Regulation of T Cell Differentiation and Allergic Responses by the E3 Ubiquitin Ligase Itch
Itch is an E3 ubiquitin ligase that is originally identified by genetic analysis of a mutant mouse with aberrant immunological phenotypes and constant itching in the skin. Itch–/– T cells are biased toward the differentiation of T helper type 2 cells with augmented interleukin-4 cytokine production and serum IgE level. One of the mechanisms for Itch E3 ligase to regulate T cell responses is the induction of T cell anergy in which T cells become unresponsive upon restimulation. However, the detailed mechanisms underlying Itch-mediated protein ubiquitination and allergic responses remain to be investigated. Here we provide evidence that Itch is involved in the regulation of transforming growth factor (TGF)-β signaling in naïve T cells and TGF-β-induced expression of the transcription factor Foxp3, a master regulator in regulatory T cells. Itch promotes ubiquitin conjugation to TGF-β inducible early gene 1 product (TIEG1). Moreover, monoubiquitinated TIEG1 positively modulates the transcription of Foxp3 gene. The results suggest a novel mechanism by which Itch regulates regulatory T cells and subsequent allergic responses.
KeywordsProtein Ubiquitination Foxp3 Expression Tolerance Induction Foxp3 Gene Cell Anergy
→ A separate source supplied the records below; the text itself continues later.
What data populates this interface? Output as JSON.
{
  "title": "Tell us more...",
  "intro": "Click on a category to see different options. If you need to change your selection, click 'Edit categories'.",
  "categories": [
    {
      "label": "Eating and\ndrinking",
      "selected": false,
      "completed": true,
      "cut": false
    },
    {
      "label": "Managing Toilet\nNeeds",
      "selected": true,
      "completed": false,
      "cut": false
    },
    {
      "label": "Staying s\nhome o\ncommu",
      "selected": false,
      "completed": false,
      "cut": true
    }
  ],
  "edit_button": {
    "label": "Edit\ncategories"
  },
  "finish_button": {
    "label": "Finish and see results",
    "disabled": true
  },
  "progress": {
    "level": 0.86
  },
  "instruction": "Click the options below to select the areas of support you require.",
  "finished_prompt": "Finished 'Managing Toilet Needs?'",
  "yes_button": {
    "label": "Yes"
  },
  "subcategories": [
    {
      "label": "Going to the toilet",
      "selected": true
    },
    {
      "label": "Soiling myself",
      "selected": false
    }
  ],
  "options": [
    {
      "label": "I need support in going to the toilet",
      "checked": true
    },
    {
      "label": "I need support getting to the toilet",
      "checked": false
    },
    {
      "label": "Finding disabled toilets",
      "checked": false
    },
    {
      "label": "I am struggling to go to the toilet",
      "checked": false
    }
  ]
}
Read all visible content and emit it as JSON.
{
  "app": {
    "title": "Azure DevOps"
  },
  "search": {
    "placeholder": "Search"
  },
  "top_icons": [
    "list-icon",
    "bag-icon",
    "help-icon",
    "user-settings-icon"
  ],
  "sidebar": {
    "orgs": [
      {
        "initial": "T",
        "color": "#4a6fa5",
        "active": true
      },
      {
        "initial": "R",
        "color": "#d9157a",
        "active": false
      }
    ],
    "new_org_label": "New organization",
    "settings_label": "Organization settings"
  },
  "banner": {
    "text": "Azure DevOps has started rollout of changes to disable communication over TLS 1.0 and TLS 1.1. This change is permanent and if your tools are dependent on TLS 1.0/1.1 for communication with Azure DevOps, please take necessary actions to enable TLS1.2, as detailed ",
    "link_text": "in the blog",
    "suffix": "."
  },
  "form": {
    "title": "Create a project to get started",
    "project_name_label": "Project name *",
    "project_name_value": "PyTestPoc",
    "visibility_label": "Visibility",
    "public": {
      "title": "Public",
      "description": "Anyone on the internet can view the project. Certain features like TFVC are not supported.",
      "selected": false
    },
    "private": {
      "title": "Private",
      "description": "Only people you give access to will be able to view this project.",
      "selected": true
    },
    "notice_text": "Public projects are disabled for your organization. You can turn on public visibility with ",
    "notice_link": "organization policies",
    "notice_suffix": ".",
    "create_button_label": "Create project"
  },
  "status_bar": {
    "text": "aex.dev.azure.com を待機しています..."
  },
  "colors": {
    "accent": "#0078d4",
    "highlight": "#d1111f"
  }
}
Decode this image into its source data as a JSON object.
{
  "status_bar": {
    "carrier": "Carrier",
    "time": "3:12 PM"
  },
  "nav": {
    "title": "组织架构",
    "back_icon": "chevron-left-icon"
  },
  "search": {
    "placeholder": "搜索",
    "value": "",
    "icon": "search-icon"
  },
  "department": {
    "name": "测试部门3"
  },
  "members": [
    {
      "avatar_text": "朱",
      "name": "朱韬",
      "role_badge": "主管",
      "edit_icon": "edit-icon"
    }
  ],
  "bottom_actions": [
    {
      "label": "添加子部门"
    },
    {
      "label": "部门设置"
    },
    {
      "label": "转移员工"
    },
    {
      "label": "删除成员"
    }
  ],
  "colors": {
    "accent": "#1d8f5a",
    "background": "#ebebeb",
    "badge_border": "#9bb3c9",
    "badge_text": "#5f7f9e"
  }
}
The author thanks the contributions from postdoctoral fellows trained in this laboratory and from outside collaborators. The work on Itch project is supported by NIH funding.